Thanks to Kal who sent this teaching tip. The full blog post can be found by following the link below, but I have attached a summary of the ideas which you may like to print.
I follow headguruteacher on twitter and there are often some very interesting tweets. The blog has some useful resources that you may find you can apply to your own subject. There are also ideas for assemblies.
I found a link to this resource which can be found on TES and I know there are quite a few people who are focusing on questioning this year as an area for development. Perhaps this may help. It is a question fan with the blooms question starters on. There is a picture of it also attached so that you can see how it works. If you have never seen Bloom’s Taxonomy before and would like to chat about it then please do ask.
Thank you to Huw for forwarding this week’s teaching tip, a resource for games that may be used in the classroom. There are some handy templates to help us all save time.
I observed Laura use dice that can be written on in her GCSE lessons today (see picture attached). I know some people use cardboard ones, but I thought that these could prove quite useful to people for a variety of things in lessons as they can be made very subject specific and will last a bit longer than cardboard ones!
Laura gave the girls 3 dice which she had written on and a blank one onto which they had to write actions to include in a piece of choreography. The dice supported a choreographic technique called ‘Chance Dance’ where the girls had to roll all the dice at the same time and create parts of a dance based on whatever the dice displayed.
You can purchase these from YPO.
‘After asking a question of his class, the typical teacher waits about a second before taking an answer, and the challenges and limitations posed by such a habit are significant. The answers the teacher can expect to get after less than a second’s reflection are unlikely to be the richest, the most reflective, or the most developed his students can generate’. Teach Like a Champion, Doug Lemov.
Taking answers after just a second has the effect of encouraging students to raise their hand with their first answer rather than the best one that they can think of. It also means that an answer is given before some students have time to think and have a chance to respond.
Perhaps you may like to have a look at some very short clips that demonstrate thinking time (follow instructions below). The clips accompany the book detailed above. If anyone would like to borrow the book please do let me know and if you think the clips are useful and would like me to share more, let me know…or otherwise!
I found this website whilst searching for some ideas for DIRT time for my GCSE group (link below). They are DIRT maps which can be saved and edited. They are in comic format and may be a nice resource for younger pupils. If you use them it would be lovely to hear how suceesful they were.
There is also a nice app that can be used to create comic style resources called ‘comic life’.
Many thanks to Stephanie who shared this week’s teaching tip. It is adapted from an article published in the TES (April) and gives some suggestions for increasing students’ ability to retain knowledge.

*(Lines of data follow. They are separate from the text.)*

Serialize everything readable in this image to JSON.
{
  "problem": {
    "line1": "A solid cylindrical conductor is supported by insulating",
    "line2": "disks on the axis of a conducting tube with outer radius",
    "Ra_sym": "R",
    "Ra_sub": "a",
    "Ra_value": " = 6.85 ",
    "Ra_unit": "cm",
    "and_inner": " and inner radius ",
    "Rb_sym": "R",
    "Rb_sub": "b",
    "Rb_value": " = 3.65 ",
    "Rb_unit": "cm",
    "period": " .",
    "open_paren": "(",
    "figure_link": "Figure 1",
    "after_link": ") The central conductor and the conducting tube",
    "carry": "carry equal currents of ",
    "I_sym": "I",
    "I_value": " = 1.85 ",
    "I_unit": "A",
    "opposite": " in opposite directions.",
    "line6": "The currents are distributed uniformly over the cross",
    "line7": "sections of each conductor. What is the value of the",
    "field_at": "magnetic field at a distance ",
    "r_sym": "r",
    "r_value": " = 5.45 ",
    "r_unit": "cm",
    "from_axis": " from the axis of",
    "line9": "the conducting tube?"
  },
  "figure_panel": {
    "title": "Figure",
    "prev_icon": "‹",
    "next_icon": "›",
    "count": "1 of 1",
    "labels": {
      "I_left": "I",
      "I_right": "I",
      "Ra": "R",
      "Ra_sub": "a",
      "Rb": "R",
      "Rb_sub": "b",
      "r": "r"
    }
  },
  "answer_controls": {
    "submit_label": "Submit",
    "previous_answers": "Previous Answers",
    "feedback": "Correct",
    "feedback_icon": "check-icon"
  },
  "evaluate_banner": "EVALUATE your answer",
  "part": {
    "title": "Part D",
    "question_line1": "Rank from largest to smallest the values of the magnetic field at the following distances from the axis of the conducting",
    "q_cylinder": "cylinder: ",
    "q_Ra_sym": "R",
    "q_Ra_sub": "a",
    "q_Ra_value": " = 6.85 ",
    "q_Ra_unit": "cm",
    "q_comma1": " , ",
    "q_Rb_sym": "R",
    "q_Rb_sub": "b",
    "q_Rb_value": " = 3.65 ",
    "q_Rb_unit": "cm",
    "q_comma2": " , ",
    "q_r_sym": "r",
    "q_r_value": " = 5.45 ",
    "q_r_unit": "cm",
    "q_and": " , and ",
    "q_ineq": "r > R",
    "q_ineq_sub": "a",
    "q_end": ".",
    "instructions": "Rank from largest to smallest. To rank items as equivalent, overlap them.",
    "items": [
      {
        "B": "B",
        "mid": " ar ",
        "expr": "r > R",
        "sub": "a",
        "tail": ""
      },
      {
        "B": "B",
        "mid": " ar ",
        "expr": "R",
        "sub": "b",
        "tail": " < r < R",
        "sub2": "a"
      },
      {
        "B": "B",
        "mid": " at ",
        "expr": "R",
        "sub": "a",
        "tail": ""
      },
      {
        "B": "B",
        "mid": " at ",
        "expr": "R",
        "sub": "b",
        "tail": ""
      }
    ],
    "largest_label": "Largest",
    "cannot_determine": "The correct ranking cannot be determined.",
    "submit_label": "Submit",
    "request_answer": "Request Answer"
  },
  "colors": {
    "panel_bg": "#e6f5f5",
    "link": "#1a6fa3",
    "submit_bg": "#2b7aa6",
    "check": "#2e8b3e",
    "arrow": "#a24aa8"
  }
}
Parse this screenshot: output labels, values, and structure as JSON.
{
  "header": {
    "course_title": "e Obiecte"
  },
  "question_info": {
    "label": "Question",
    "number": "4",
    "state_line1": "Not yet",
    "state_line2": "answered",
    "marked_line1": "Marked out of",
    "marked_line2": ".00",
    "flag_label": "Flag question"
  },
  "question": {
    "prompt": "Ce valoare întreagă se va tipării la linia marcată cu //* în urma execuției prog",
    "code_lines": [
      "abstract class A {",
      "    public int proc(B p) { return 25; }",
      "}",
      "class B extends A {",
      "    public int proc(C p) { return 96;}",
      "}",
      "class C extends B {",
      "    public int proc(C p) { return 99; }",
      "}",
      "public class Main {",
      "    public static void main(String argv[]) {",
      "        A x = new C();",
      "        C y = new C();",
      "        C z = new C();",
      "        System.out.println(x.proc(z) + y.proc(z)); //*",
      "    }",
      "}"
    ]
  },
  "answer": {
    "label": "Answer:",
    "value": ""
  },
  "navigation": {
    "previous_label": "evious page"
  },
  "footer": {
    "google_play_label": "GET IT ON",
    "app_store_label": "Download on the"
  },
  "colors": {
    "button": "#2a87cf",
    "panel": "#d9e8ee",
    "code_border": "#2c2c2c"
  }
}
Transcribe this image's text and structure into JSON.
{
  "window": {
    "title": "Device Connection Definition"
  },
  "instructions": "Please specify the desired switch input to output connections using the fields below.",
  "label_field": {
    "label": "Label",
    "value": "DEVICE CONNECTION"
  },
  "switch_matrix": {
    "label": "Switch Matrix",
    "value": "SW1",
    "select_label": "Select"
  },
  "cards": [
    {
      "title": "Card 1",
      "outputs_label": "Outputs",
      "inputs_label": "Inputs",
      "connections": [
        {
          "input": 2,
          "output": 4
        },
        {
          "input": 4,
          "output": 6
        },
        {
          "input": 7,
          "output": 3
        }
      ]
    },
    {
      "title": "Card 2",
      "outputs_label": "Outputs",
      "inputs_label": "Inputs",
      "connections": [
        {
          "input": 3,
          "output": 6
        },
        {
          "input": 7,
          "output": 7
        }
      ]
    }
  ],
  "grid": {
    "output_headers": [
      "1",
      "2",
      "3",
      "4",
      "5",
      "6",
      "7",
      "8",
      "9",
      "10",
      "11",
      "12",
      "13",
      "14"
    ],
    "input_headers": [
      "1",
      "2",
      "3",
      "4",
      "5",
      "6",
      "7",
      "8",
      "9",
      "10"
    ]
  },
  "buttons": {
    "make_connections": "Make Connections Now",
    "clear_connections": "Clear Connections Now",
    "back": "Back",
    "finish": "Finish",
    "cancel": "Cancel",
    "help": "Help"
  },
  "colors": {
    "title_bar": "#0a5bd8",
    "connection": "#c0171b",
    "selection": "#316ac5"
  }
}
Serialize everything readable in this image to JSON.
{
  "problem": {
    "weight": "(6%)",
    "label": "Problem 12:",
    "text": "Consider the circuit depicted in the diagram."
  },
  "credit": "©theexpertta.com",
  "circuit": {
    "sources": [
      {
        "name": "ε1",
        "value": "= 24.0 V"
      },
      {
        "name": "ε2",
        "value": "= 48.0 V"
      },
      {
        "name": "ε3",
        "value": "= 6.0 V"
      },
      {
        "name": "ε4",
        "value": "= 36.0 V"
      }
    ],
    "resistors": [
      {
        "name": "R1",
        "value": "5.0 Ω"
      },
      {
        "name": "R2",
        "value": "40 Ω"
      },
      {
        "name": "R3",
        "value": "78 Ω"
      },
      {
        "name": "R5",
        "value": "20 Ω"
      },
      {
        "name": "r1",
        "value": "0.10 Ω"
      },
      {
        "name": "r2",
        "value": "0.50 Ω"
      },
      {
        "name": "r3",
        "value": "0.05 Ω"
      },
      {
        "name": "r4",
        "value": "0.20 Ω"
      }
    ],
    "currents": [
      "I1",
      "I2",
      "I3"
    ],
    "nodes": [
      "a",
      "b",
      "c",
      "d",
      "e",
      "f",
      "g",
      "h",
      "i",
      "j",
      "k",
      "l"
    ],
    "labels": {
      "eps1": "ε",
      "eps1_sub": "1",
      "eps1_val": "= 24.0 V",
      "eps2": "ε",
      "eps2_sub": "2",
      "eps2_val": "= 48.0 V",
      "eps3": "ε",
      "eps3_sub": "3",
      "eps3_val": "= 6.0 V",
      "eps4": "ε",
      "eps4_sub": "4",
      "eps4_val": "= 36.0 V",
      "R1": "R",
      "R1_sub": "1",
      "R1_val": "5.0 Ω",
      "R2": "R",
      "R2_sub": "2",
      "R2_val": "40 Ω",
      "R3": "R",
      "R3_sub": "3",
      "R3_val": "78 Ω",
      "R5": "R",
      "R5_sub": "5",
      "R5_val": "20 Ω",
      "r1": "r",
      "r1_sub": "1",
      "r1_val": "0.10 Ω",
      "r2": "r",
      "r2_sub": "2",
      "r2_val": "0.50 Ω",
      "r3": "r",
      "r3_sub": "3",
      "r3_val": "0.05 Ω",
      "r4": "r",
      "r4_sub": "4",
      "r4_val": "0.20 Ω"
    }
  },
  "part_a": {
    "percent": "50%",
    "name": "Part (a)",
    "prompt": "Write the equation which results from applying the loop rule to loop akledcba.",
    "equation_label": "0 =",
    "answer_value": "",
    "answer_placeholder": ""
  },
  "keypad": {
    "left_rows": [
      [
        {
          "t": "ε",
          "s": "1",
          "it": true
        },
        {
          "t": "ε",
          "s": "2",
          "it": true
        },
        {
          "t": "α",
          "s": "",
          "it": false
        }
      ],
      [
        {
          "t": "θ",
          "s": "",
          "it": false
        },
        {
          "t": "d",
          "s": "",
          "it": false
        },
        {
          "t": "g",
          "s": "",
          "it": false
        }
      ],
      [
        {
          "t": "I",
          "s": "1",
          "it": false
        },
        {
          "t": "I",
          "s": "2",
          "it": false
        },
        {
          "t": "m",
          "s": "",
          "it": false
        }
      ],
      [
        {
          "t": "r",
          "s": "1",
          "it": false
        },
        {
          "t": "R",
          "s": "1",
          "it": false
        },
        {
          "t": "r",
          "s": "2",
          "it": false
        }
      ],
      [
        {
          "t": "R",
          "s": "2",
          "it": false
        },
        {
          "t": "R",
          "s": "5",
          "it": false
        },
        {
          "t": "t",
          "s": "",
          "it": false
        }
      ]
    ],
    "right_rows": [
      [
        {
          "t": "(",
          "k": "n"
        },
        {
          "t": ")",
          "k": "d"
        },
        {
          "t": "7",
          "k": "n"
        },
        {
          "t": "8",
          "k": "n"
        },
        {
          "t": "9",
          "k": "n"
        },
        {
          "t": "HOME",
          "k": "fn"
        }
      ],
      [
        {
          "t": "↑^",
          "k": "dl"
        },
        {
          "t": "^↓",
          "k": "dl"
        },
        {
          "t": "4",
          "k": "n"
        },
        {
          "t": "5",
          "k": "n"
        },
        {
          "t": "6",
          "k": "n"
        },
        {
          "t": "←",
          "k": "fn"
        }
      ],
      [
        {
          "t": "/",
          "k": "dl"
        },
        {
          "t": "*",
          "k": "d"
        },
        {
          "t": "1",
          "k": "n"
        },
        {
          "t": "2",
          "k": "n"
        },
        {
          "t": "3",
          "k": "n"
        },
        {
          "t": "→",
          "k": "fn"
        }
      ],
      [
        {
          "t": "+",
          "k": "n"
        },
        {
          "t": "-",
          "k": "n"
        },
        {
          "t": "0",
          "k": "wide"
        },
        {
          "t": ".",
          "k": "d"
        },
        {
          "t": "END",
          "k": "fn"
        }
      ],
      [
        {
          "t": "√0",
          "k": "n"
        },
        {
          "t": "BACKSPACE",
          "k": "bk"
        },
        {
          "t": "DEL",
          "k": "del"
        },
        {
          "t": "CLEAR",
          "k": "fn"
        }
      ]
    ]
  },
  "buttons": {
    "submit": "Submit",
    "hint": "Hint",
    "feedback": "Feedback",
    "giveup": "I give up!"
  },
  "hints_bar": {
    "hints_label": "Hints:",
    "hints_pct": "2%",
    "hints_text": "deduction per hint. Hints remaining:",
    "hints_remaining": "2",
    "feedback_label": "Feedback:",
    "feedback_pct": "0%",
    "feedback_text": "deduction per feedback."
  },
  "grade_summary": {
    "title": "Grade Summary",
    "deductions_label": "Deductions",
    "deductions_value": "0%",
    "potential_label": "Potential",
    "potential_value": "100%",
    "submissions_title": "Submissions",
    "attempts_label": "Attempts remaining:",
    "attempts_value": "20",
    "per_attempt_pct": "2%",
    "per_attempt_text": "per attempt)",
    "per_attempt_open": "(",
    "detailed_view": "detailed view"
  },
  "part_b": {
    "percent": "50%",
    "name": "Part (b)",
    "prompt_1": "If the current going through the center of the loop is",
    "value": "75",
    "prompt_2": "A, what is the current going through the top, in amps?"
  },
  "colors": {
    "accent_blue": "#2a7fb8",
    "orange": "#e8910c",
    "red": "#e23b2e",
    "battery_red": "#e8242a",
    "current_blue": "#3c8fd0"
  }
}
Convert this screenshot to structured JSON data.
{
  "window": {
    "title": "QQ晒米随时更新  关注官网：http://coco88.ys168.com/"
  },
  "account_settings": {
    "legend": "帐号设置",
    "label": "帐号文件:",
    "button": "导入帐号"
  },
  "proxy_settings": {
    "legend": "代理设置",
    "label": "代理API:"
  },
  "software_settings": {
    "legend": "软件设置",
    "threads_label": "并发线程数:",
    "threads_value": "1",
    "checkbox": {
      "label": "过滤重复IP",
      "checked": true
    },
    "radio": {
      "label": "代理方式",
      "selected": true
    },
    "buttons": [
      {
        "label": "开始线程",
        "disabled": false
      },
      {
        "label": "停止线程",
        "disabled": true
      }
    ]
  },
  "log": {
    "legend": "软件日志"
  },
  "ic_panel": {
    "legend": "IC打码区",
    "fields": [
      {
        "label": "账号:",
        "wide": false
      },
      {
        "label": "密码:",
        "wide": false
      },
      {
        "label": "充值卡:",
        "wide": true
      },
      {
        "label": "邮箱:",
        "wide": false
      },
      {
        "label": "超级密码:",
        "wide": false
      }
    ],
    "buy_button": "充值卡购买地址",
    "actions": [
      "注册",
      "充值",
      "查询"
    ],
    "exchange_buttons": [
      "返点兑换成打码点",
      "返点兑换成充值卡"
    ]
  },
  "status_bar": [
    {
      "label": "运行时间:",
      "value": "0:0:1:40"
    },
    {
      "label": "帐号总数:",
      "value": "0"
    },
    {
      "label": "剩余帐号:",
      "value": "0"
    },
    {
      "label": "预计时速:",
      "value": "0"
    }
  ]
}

This links very closely with our discussion at HoD’s yesterday evening; some of these ideas were included on the bulletin.
This week’s teaching tip is a questioning strategy which is based on when students get the right answer we are not done, instead the learning process continues and we ‘Stretch It.’ The reward for right answers is harder questions! (taken from ‘Teach Like a Champion’, Doug Lemov)
‘Stertch It’ involves doing 3 things:
- Making a habit of asking follow-up questions to successful answers
- Asking a diversity of types of questions
- Building a culture around those interactions that helps studetns embrace, and even welcome, the notion that learning is never done.
Asking follow-up questions in response to right answers enables you to push students further by applying their knowledge to new settings, thinking on their feet and tackling harder questions; this keeps them engaged. It also enables us to learn more about a students’ understanding and to ensure that questions are differentiated by tailoring them to indivdual students.
There are 6 different categories of ‘Stretch It’ questions
- Ask how or why; the best test of whether or not studetns’ answers are reliable is whether thay can explain how they arrived at the answer
- Ask for another way to answer; when students solve it one way, it’s a great opportunity to make sure they can use all available methods
- Ask for a better word or more precise expression; students often use the simplest language, offer them opportunities to use more specific words increasing their levels of literacy
- Ask for evidence; by asking for evidence this supports a students’ conclusion, emphasise the process of building and supporting sound arguments
- Ask students to integrate a related skill; when students have mastered one skill try and get them to link this to another skill
- Ask students to apply the same skill in a new setting; once students have mastered a skill, ask them to apply it in a new or more challenging settings.